A man packs his IceMule cooler prior to hitting the trail.

How to Make Ice Last Longer in Your Cooler

How to Make Ice Last Longer in Your Cooler

The science of cooler stewardship—i.e. taking care of your cooler—has reached its zenith. Why? Because anyone who will spend $100 or more on a cooler is going to do his or her research! These newer coolers aren’t as high maintenance as old-school Coleman’s and will keep ice fresh for days on end, but they still require care and common sense to make sure your gear is performing at a high-level at all times.

Get It Cold

A tin bucket filled with ice and a few beers.

Coolers, like all things in existence, are subject to the laws of thermodynamics. The first law of thermodynamics states that energy is conserved, but can alter form. At the same time, the principle of entropy (the tendency for things to erode into chaos) is at work, which is expressed in the second law of thermodynamics.

In other words, everything will decline and decay. Ice is subject to entropy and will turn to water, just like your gear will deteriorate if you don’t take proper care of it.

When you consider how to make ice last longer, you must have a certain critical mass of ice in the first place. With only 14 ice cubes in your cooler, you’ll have a warmer temp and therefore the ice will melt faster.

In addition, freeze any items you can before placing in the cooler. Leave your cooler (empty, obviously) outside, in a walk-in cooler, or in the coldest part of your house prior to packing it.

Keep It Shut

IceMule coolers get packed in the back of the car.

Each time you open your cooler, the outside temperature seeps in. If you’ve ever cooked using a crock pot, the same principle applies: each time you open it you affect the internal temperature. In the case of the crock pot, you will lower the cooking temperature slightly and it takes time for the crock pot to regain its original (high) temp.

With a cooler, you are raising the temperature slightly when that lid opens and, depending on how long it stays open, the ice is going to have to “work” (i.e. use energy, or melt) to get everything back to cold.

The cooler is never going to be any colder than when you first dumped two bags of ice into it. As soon as you add drinks and food, the cooler temperature goes up. Each time you open it, the temperature rises, slightly. This is truer, of course, if you are beach camping in Texas than if you are hunting in the Maine woods in fall. 

Pack It Correctly

IceMule coolers sit next to a canoe on the shore of a lake.

The more stuff you cram in there, the less ice you can put in. The mass of the ice will compete with the mass of your goods, so in general try to keep the ratio to at least half. Your food and drink should take up no more than half the cooler—the other half should be ice.

When it comes to beverages, you can add some “non-chilled” ones later. Again, when adding items later on—the hotter they are, the more they will melt your ice. When considering how to make ice last longer, keep in mind that adding one hot can of beer can have a big impact.

Another tip: pack your food in layers to make sure it is evenly chilled (disregard if using block ice!)

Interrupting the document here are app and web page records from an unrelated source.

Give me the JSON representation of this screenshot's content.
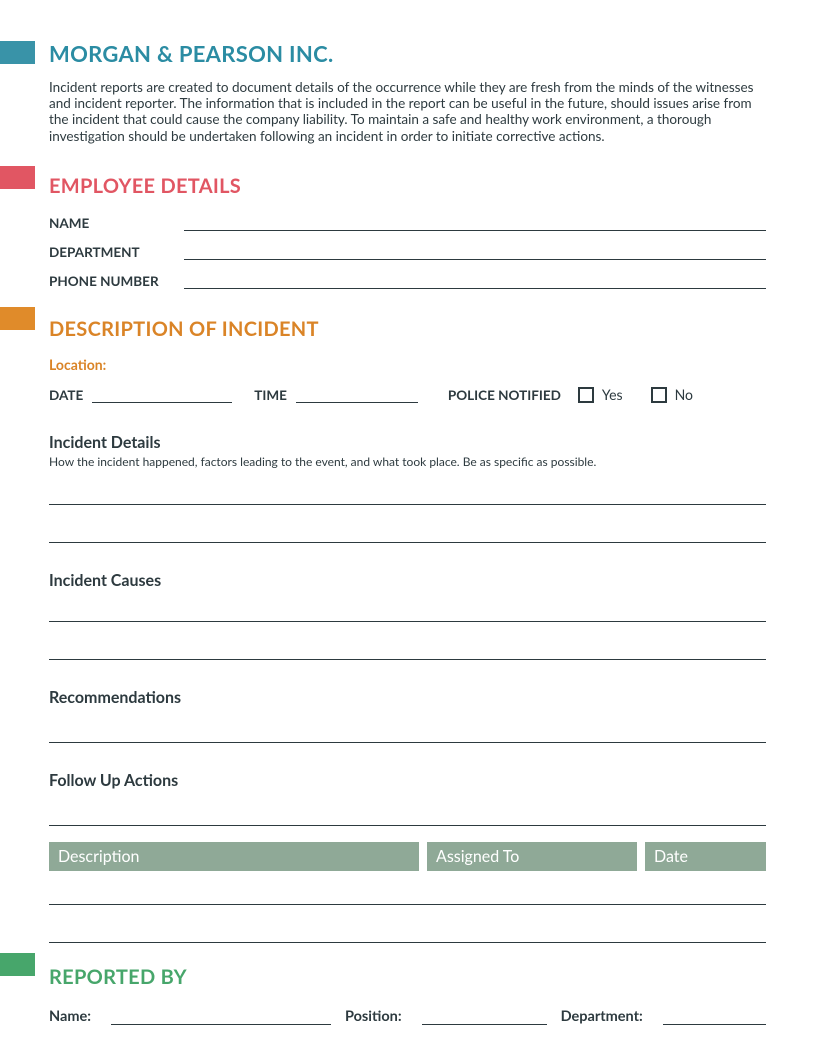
{
  "header": {
    "company": "MORGAN & PEARSON INC.",
    "intro": "Incident reports are created to document details of the occurrence while they are fresh from the minds of the witnesses and incident reporter. The information that is included in the report can be useful in the future, should issues arise from the incident that could cause the company liability. To maintain a safe and healthy work environment, a thorough investigation should be undertaken following an incident in order to initiate corrective actions."
  },
  "employee_section": {
    "title": "EMPLOYEE DETAILS",
    "fields": {
      "name_label": "NAME",
      "department_label": "DEPARTMENT",
      "phone_label": "PHONE NUMBER"
    }
  },
  "incident_section": {
    "title": "DESCRIPTION OF INCIDENT",
    "location_label": "Location:",
    "date_label": "DATE",
    "time_label": "TIME",
    "police_label": "POLICE NOTIFIED",
    "yes_label": "Yes",
    "no_label": "No",
    "details": {
      "heading": "Incident Details",
      "subtext": "How the incident happened, factors leading to the event, and what took place. Be as specific as possible."
    },
    "causes_heading": "Incident Causes",
    "recommendations_heading": "Recommendations",
    "followup_heading": "Follow Up Actions",
    "table": {
      "description": "Description",
      "assigned_to": "Assigned To",
      "date": "Date"
    }
  },
  "reported_section": {
    "title": "REPORTED BY",
    "name_label": "Name:",
    "position_label": "Position:",
    "department_label": "Department:"
  }
}
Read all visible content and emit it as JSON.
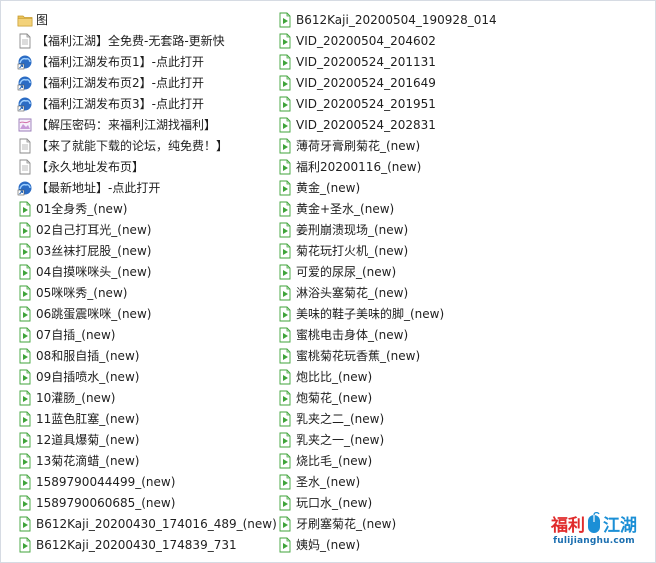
{
  "colors": {
    "folder": "#e9c25a",
    "video_green": "#3fa33a",
    "shortcut_blue": "#2b6cc4",
    "watermark_red": "#e02b2b",
    "watermark_blue": "#1b8fd6"
  },
  "columns": [
    [
      {
        "name": "图",
        "icon": "folder-icon"
      },
      {
        "name": "【福利江湖】全免费-无套路-更新快",
        "icon": "text-file-icon"
      },
      {
        "name": "【福利江湖发布页1】-点此打开",
        "icon": "shortcut-icon"
      },
      {
        "name": "【福利江湖发布页2】-点此打开",
        "icon": "shortcut-icon"
      },
      {
        "name": "【福利江湖发布页3】-点此打开",
        "icon": "shortcut-icon"
      },
      {
        "name": "【解压密码：来福利江湖找福利】",
        "icon": "image-file-icon"
      },
      {
        "name": "【来了就能下载的论坛，纯免费！】",
        "icon": "text-file-icon"
      },
      {
        "name": "【永久地址发布页】",
        "icon": "text-file-icon"
      },
      {
        "name": "【最新地址】-点此打开",
        "icon": "shortcut-icon"
      },
      {
        "name": "01全身秀_(new)",
        "icon": "video-file-icon"
      },
      {
        "name": "02自己打耳光_(new)",
        "icon": "video-file-icon"
      },
      {
        "name": "03丝袜打屁股_(new)",
        "icon": "video-file-icon"
      },
      {
        "name": "04自摸咪咪头_(new)",
        "icon": "video-file-icon"
      },
      {
        "name": "05咪咪秀_(new)",
        "icon": "video-file-icon"
      },
      {
        "name": "06跳蛋震咪咪_(new)",
        "icon": "video-file-icon"
      },
      {
        "name": "07自插_(new)",
        "icon": "video-file-icon"
      },
      {
        "name": "08和服自插_(new)",
        "icon": "video-file-icon"
      },
      {
        "name": "09自插喷水_(new)",
        "icon": "video-file-icon"
      },
      {
        "name": "10灌肠_(new)",
        "icon": "video-file-icon"
      },
      {
        "name": "11蓝色肛塞_(new)",
        "icon": "video-file-icon"
      },
      {
        "name": "12道具爆菊_(new)",
        "icon": "video-file-icon"
      },
      {
        "name": "13菊花滴蜡_(new)",
        "icon": "video-file-icon"
      },
      {
        "name": "1589790044499_(new)",
        "icon": "video-file-icon"
      },
      {
        "name": "1589790060685_(new)",
        "icon": "video-file-icon"
      },
      {
        "name": "B612Kaji_20200430_174016_489_(new)",
        "icon": "video-file-icon"
      },
      {
        "name": "B612Kaji_20200430_174839_731",
        "icon": "video-file-icon"
      }
    ],
    [
      {
        "name": "B612Kaji_20200504_190928_014",
        "icon": "video-file-icon"
      },
      {
        "name": "VID_20200504_204602",
        "icon": "video-file-icon"
      },
      {
        "name": "VID_20200524_201131",
        "icon": "video-file-icon"
      },
      {
        "name": "VID_20200524_201649",
        "icon": "video-file-icon"
      },
      {
        "name": "VID_20200524_201951",
        "icon": "video-file-icon"
      },
      {
        "name": "VID_20200524_202831",
        "icon": "video-file-icon"
      },
      {
        "name": "薄荷牙膏刷菊花_(new)",
        "icon": "video-file-icon"
      },
      {
        "name": "福利20200116_(new)",
        "icon": "video-file-icon"
      },
      {
        "name": "黄金_(new)",
        "icon": "video-file-icon"
      },
      {
        "name": "黄金+圣水_(new)",
        "icon": "video-file-icon"
      },
      {
        "name": "姜刑崩溃现场_(new)",
        "icon": "video-file-icon"
      },
      {
        "name": "菊花玩打火机_(new)",
        "icon": "video-file-icon"
      },
      {
        "name": "可爱的尿尿_(new)",
        "icon": "video-file-icon"
      },
      {
        "name": "淋浴头塞菊花_(new)",
        "icon": "video-file-icon"
      },
      {
        "name": "美味的鞋子美味的脚_(new)",
        "icon": "video-file-icon"
      },
      {
        "name": "蜜桃电击身体_(new)",
        "icon": "video-file-icon"
      },
      {
        "name": "蜜桃菊花玩香蕉_(new)",
        "icon": "video-file-icon"
      },
      {
        "name": "炮比比_(new)",
        "icon": "video-file-icon"
      },
      {
        "name": "炮菊花_(new)",
        "icon": "video-file-icon"
      },
      {
        "name": "乳夹之二_(new)",
        "icon": "video-file-icon"
      },
      {
        "name": "乳夹之一_(new)",
        "icon": "video-file-icon"
      },
      {
        "name": "烧比毛_(new)",
        "icon": "video-file-icon"
      },
      {
        "name": "圣水_(new)",
        "icon": "video-file-icon"
      },
      {
        "name": "玩口水_(new)",
        "icon": "video-file-icon"
      },
      {
        "name": "牙刷塞菊花_(new)",
        "icon": "video-file-icon"
      },
      {
        "name": "姨妈_(new)",
        "icon": "video-file-icon"
      }
    ]
  ],
  "watermark": {
    "brand_left": "福利",
    "brand_right": "江湖",
    "url": "fulijianghu.com"
  }
}
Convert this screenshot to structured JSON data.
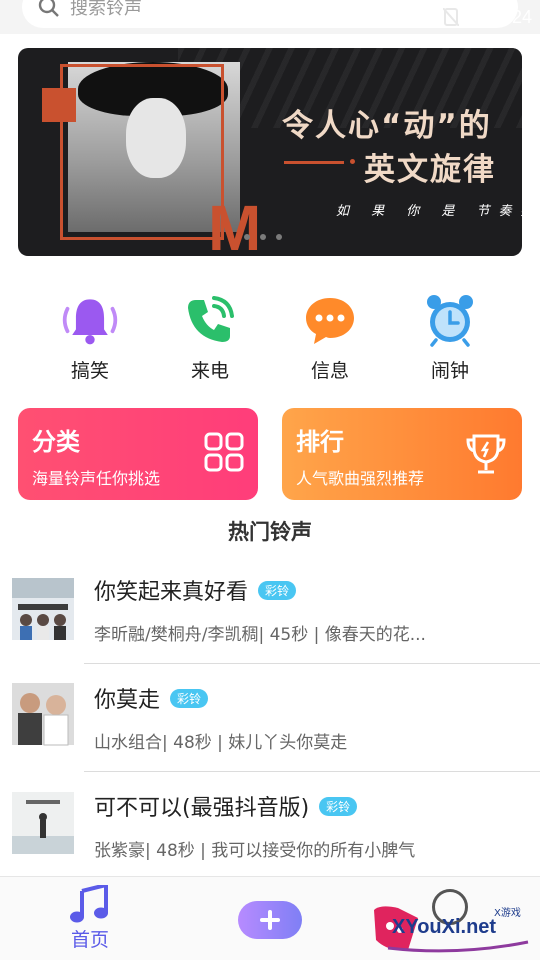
{
  "status_bar": {
    "time": "5:24"
  },
  "search": {
    "placeholder": "搜索铃声"
  },
  "banner": {
    "title": "令人心“动”的",
    "subtitle": "英文旋律",
    "tagline": "如 果 你 是 节奏控",
    "letter": "M"
  },
  "categories": [
    {
      "label": "搞笑",
      "icon": "bell-icon",
      "color": "#9b59f0"
    },
    {
      "label": "来电",
      "icon": "phone-icon",
      "color": "#2bbf6b"
    },
    {
      "label": "信息",
      "icon": "message-icon",
      "color": "#ff8a2a"
    },
    {
      "label": "闹钟",
      "icon": "alarm-clock-icon",
      "color": "#3a9de8"
    }
  ],
  "cards": [
    {
      "title": "分类",
      "subtitle": "海量铃声任你挑选",
      "icon": "grid-icon"
    },
    {
      "title": "排行",
      "subtitle": "人气歌曲强烈推荐",
      "icon": "trophy-icon"
    }
  ],
  "section_title": "热门铃声",
  "songs": [
    {
      "title": "你笑起来真好看",
      "badge": "彩铃",
      "meta": "李昕融/樊桐舟/李凯稠| 45秒 |  像春天的花..."
    },
    {
      "title": "你莫走",
      "badge": "彩铃",
      "meta": "山水组合| 48秒 |  妹儿丫头你莫走"
    },
    {
      "title": "可不可以(最强抖音版)",
      "badge": "彩铃",
      "meta": "张紫豪| 48秒 |  我可以接受你的所有小脾气"
    }
  ],
  "bottom_nav": {
    "home_label": "首页"
  },
  "watermark": {
    "brand": "XYouXi.net",
    "small": "X游戏"
  }
}
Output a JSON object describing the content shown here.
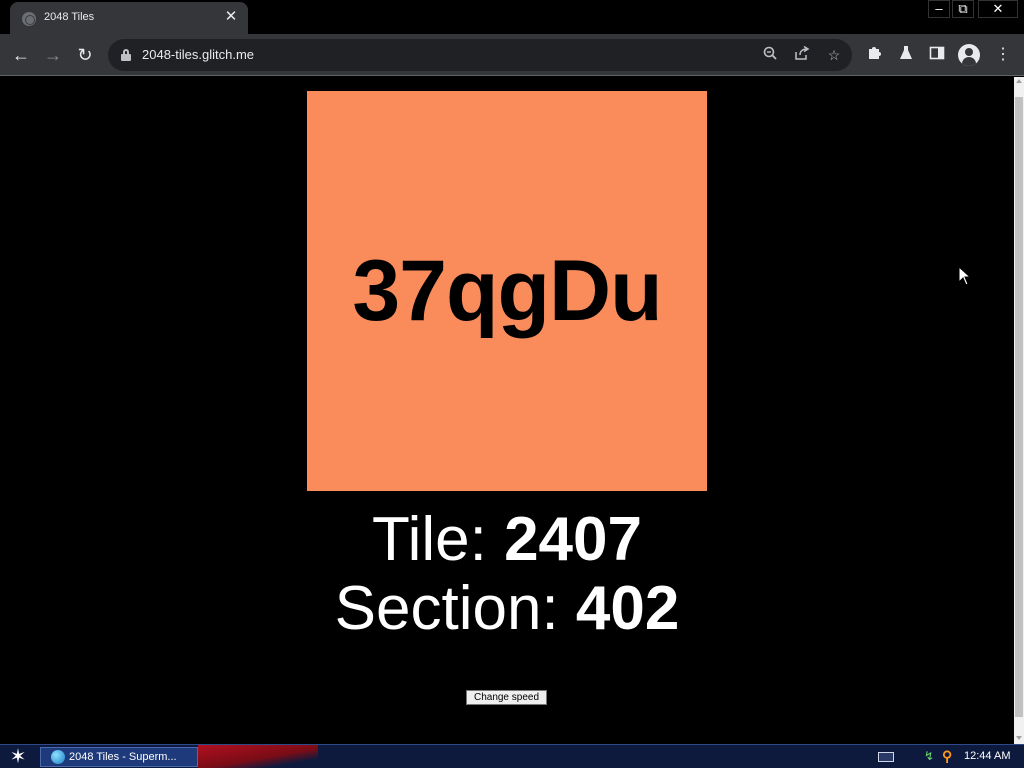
{
  "browser": {
    "tab_title": "2048 Tiles",
    "url": "2048-tiles.glitch.me",
    "window_controls": {
      "minimize": "–",
      "restore": "⧉",
      "close": "✕"
    }
  },
  "page": {
    "tile_text": "37qgDu",
    "tile_color": "#fa8c5c",
    "tile_label": "Tile: ",
    "tile_number": "2407",
    "section_label": "Section: ",
    "section_number": "402",
    "change_speed_label": "Change speed"
  },
  "taskbar": {
    "task_item_label": "2048 Tiles - Superm...",
    "clock": "12:44 AM"
  },
  "icons": {
    "back": "back-arrow-icon",
    "forward": "forward-arrow-icon",
    "reload": "reload-icon",
    "lock": "lock-icon",
    "zoom": "zoom-icon",
    "share": "share-icon",
    "star": "bookmark-star-icon",
    "extensions": "puzzle-icon",
    "labs": "flask-icon",
    "side_panel": "side-panel-icon",
    "profile": "profile-avatar-icon",
    "menu": "kebab-menu-icon"
  }
}
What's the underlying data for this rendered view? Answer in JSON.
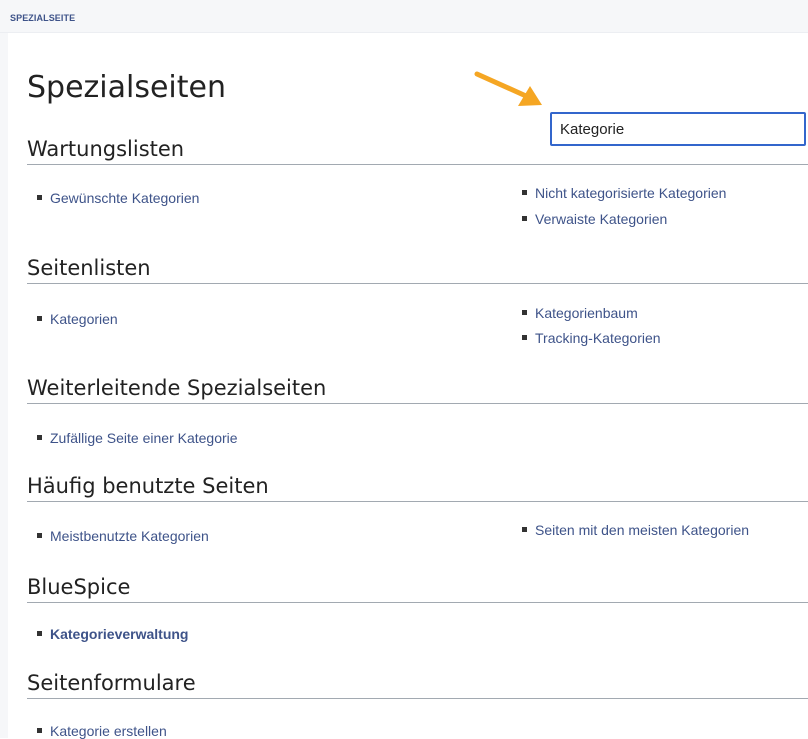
{
  "header": {
    "tag": "SPEZIALSEITE"
  },
  "page_title": "Spezialseiten",
  "filter": {
    "value": "Kategorie"
  },
  "accent_colors": {
    "arrow": "#f5a623",
    "link": "#3e5389",
    "input_border": "#3366cc"
  },
  "sections": [
    {
      "heading": "Wartungslisten",
      "links": [
        "Gewünschte Kategorien",
        "Nicht kategorisierte Kategorien",
        "Verwaiste Kategorien"
      ]
    },
    {
      "heading": "Seitenlisten",
      "links": [
        "Kategorien",
        "Kategorienbaum",
        "Tracking-Kategorien"
      ]
    },
    {
      "heading": "Weiterleitende Spezialseiten",
      "links": [
        "Zufällige Seite einer Kategorie"
      ]
    },
    {
      "heading": "Häufig benutzte Seiten",
      "links": [
        "Meistbenutzte Kategorien",
        "Seiten mit den meisten Kategorien"
      ]
    },
    {
      "heading": "BlueSpice",
      "links": [
        "Kategorieverwaltung"
      ]
    },
    {
      "heading": "Seitenformulare",
      "links": [
        "Kategorie erstellen"
      ]
    }
  ],
  "icons": {
    "pointer": "arrow-pointer-icon",
    "bullet": "bullet-icon"
  }
}
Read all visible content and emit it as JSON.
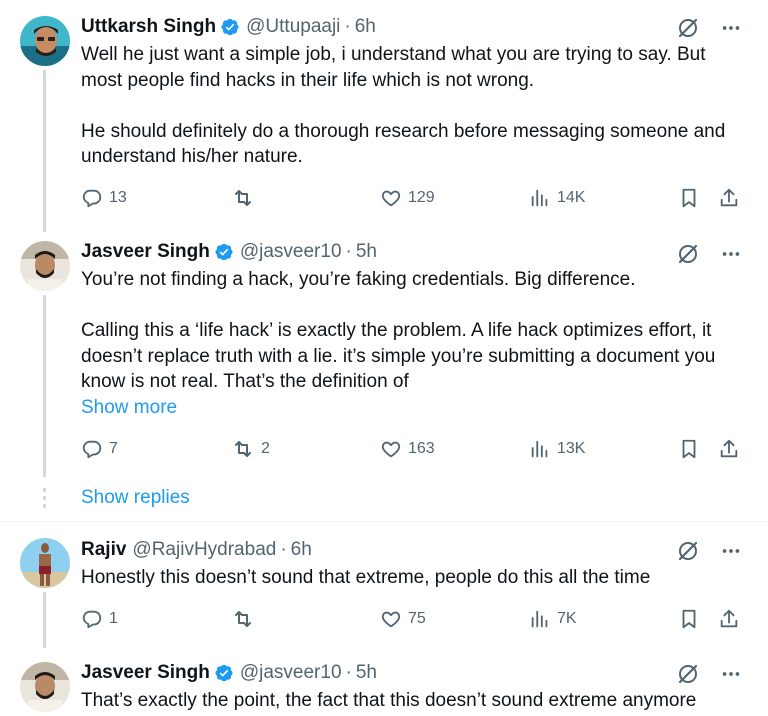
{
  "tweets": [
    {
      "name": "Uttkarsh Singh",
      "handle": "@Uttupaaji",
      "time": "6h",
      "verified": true,
      "body": [
        "Well he just want a simple job, i understand what you are trying to say. But most people find hacks in their life which is not wrong.",
        "He should definitely do a thorough research before messaging someone and understand his/her nature."
      ],
      "replies": "13",
      "retweets": "",
      "likes": "129",
      "views": "14K"
    },
    {
      "name": "Jasveer Singh",
      "handle": "@jasveer10",
      "time": "5h",
      "verified": true,
      "body": [
        "You’re not finding a hack, you’re faking credentials. Big difference.",
        "Calling this a ‘life hack’ is exactly the problem. A life hack optimizes effort, it doesn’t replace truth with a lie. it’s simple you’re submitting a document you know is not real. That’s the definition of"
      ],
      "show_more": "Show more",
      "replies": "7",
      "retweets": "2",
      "likes": "163",
      "views": "13K"
    },
    {
      "name": "Rajiv",
      "handle": "@RajivHydrabad",
      "time": "6h",
      "verified": false,
      "body": [
        "Honestly this doesn’t sound that extreme, people do this all the time"
      ],
      "replies": "1",
      "retweets": "",
      "likes": "75",
      "views": "7K"
    },
    {
      "name": "Jasveer Singh",
      "handle": "@jasveer10",
      "time": "5h",
      "verified": true,
      "body": [
        "That’s exactly the point, the fact that this doesn’t sound extreme anymore"
      ]
    }
  ],
  "show_replies": "Show replies",
  "separator": "·",
  "colors": {
    "accent": "#1d9bf0",
    "muted": "#536471",
    "thread_line": "#cfd9de"
  }
}
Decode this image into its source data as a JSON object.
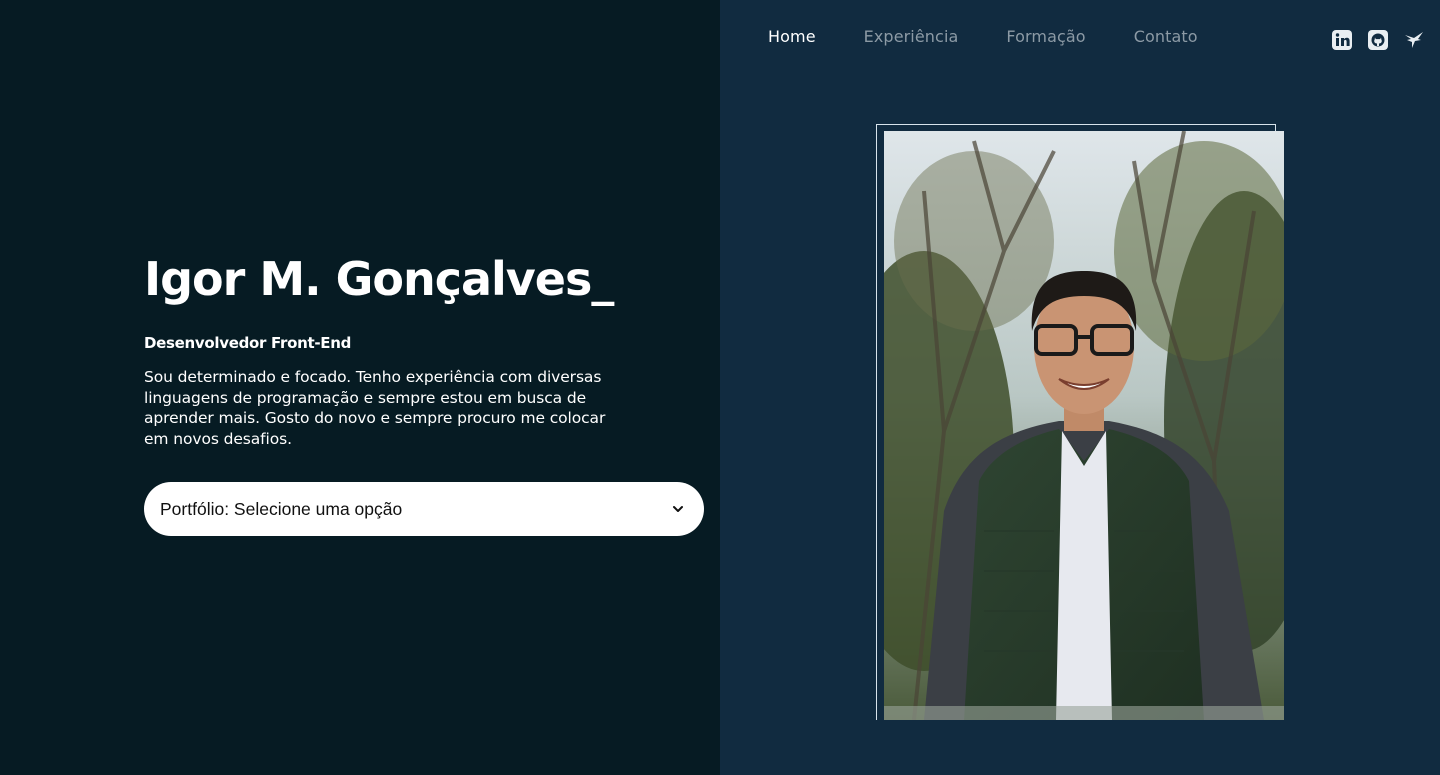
{
  "nav": {
    "items": [
      {
        "label": "Home",
        "active": true
      },
      {
        "label": "Experiência",
        "active": false
      },
      {
        "label": "Formação",
        "active": false
      },
      {
        "label": "Contato",
        "active": false
      }
    ]
  },
  "socials": [
    {
      "icon": "linkedin-icon"
    },
    {
      "icon": "github-icon"
    },
    {
      "icon": "hummingbird-icon"
    }
  ],
  "hero": {
    "name": "Igor M. Gonçalves_",
    "role": "Desenvolvedor Front-End",
    "bio": "Sou determinado e focado. Tenho experiência com diversas linguagens de programação e sempre estou em busca de aprender mais. Gosto do novo e sempre procuro me colocar em novos desafios.",
    "portfolio_select": "Portfólio: Selecione uma opção"
  },
  "colors": {
    "left_bg": "#061b23",
    "right_bg": "#112b40",
    "nav_inactive": "#8c9aa5",
    "text": "#ffffff"
  }
}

Use Block Ice

Ice covers a few cans being chilled for later.

Block ice can be difficult to find, and it may not be the best thing for your IceMule pack, but we recommend looking. It lasts longer and is less of a hassle to paw through. We seem to have found more of it in the South and at stores that sell bait. It seems as if those who fish and hunt know how to make ice last longer in a cooler. They buy the right ice.

Keep It Shaded and Insulated

A man and his dog go out with an IceMule cooler on his back.

When you can, keep the cooler in a part of your car or campsite that doesn’t get as hot. Although fancy coolers on the market today will still perform well, it’s best to minimize outside heat. This is less of a factor when it’s shut, but when you open the cooler to root around for your lunchmeat, sunlight and heat will penetrate.

If it has to stay in a warm car, insulate your cooler with a sleeping bag or blanket—even if it’s a fancy, high tech cooler.

Make Sure It Seals

People pass their IceMule cooler out of the pool.

Last, sealing ability is a factor in how to make ice last longer in a cooler. Make sure the cooler has seals that do their job. If they are degraded (this doesn’t take long if you live in a hot, dry climate), replace them. On your IceMule cooler, make sure you’re buckling down your cooler each time you close it, to prevent as much warm air from entering as possible.